While tanning, keep in mind that one in five Americans will develop skin cancer in their lifetime, according to the American Academy of Dermatology.  Exposure to the sun, without the benefit of sunscreen increases the risk of melanoma.

How Much Sweat is Normal ?

The amount of sweat that a person produces varies from person to person and is dependent on the activity a person is doing. A person that works in a climate controlled environment is going to sweat less than a person working out in a gym or doing manual labor. Excess sweating is called hyperhidrosis and this occurs when a person is sweating more than what might be considered normal. There is no quantifiable number that can be associated with excess sweating but a person who sweats through their clothes in an environment where it isn’t routine for heavy sweating, should be evaluated. Certain people sweat excessively due to the medications they are taking, sometimes there may be an infection that the body is trying to fight, and some people have a family history of excessive sweating.
A simple way to treat perspiration is by using an over the counter anti-perspirant. In more severe cases a physician may prescribe medication that will help to control excess sweating and in very severe cases there are procedures that can be performed that will help control the perspiration.
If you think that you may be sweating excessively, contact your physician and have a thorough exam performed. You can schedule an appointment with a doctor at Jamaica Hospital by calling 718-206-7001.Sweat

What Are Keloid Scars?

Keloid scars occur when the body responds aggressively to an injury to the skin. Damage to the skin can be the result of a cut, scrape, burn, piercing, or surgery.

ThinkstockPhotos-451889141Keloids are usually pink or red and are raised above the normal skin surface. They are different from other scars in that they have the ability to stretch beyond the original boundary of the wound. They develop most often on the chest, back, shoulders, and earlobes and can become painful, itchy, and in extreme cases, even affect muscle function.

Doctors do not know why certain individuals develop keloid scars and some do not, but research suggests that some people’s skin is unable to identify and correctly respond to the damage at the site of the wound. Keloid scars can be developed by anyone but they are much more common in those with darker colored skin. The tendency to form keloids sometimes seems to run in families.
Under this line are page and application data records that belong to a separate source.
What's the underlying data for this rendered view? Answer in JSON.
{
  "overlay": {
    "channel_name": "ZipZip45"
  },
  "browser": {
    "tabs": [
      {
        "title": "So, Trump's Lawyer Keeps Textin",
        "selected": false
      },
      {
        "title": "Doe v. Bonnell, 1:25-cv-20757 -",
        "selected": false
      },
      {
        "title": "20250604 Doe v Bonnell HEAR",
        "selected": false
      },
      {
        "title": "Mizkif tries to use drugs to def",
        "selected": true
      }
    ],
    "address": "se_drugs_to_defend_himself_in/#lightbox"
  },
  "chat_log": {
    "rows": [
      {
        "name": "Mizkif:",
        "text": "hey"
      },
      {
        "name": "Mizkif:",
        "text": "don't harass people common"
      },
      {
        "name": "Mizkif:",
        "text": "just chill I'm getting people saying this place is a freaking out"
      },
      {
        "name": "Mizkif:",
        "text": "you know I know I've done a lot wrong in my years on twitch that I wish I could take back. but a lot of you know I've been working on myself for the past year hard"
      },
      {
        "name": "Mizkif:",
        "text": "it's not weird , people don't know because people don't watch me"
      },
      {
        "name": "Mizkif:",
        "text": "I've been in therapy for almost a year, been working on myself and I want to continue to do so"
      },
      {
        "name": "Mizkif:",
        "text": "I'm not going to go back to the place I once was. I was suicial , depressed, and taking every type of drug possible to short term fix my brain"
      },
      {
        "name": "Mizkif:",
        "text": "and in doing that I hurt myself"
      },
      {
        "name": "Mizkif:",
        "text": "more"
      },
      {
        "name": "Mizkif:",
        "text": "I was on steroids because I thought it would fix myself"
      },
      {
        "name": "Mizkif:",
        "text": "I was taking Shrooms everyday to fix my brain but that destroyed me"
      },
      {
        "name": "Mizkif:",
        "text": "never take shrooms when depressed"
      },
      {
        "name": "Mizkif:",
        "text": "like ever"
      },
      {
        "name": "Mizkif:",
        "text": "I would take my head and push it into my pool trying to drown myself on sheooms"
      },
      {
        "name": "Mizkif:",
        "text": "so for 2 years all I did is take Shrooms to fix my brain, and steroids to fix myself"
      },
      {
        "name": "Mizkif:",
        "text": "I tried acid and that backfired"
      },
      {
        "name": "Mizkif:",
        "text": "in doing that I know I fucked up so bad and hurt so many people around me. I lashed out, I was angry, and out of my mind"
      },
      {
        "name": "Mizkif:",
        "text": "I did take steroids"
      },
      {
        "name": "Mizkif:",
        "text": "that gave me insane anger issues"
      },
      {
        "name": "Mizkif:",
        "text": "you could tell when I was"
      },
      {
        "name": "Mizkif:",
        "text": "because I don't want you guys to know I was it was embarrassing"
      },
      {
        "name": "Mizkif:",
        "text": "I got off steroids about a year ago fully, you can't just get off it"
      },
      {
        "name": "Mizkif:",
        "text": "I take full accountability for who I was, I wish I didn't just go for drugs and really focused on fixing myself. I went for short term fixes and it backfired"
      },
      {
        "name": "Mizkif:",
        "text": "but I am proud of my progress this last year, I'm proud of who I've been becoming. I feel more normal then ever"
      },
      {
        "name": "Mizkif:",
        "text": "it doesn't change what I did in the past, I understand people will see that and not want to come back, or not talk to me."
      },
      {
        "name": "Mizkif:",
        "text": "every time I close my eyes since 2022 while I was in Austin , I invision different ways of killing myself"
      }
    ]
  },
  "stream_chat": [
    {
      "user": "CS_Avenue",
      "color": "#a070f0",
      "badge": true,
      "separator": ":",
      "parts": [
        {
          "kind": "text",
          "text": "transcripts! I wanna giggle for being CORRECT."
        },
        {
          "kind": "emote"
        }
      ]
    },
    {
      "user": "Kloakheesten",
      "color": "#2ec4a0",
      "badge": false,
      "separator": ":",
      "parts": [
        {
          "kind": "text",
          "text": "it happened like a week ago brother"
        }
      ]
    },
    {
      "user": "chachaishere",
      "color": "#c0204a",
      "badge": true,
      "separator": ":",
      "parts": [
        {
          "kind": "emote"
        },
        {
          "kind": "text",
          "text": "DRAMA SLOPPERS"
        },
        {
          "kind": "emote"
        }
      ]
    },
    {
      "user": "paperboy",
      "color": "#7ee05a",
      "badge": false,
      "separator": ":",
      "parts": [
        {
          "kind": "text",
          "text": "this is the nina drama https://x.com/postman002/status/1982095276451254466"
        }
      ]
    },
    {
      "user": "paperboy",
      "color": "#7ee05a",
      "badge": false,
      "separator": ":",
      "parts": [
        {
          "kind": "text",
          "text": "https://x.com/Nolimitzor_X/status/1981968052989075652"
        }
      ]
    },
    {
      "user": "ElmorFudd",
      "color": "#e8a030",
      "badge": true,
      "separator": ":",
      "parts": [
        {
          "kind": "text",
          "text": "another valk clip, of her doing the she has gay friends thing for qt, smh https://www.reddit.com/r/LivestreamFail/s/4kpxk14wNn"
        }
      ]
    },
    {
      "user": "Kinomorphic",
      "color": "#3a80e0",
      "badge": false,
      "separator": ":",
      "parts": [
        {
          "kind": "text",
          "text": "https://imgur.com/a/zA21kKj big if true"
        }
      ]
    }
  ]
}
Treatment options include surgery to remove the scar, steroid injections, or silicone sheets to flatten the scar. Smaller keloids can be treated using cryotherapy (freezing therapy using liquid nitrogen).

The best keloid cure is to prevent one before it starts. People who are prone to keloid scars should not undergo cosmetic surgery or get piercings because chances are another keloid will develop. There’s no guarantee that a keloid will not develop after an injury, but there are steps that can be taken to aid in the prevention.

At the initial period of injury firm pressure should immediately be placed on the wound. This will help to stop the bleeding so that your body can begin the healing process. The wound should be cleaned with cool running water and mild soap to rid the wound from any dirt or debris. Keep the wound covered with a bandage to keep out bacteria and other toxins. Silicone gels are very effective for this because they form a barrier on the skin locking in moisture while keeping out germs.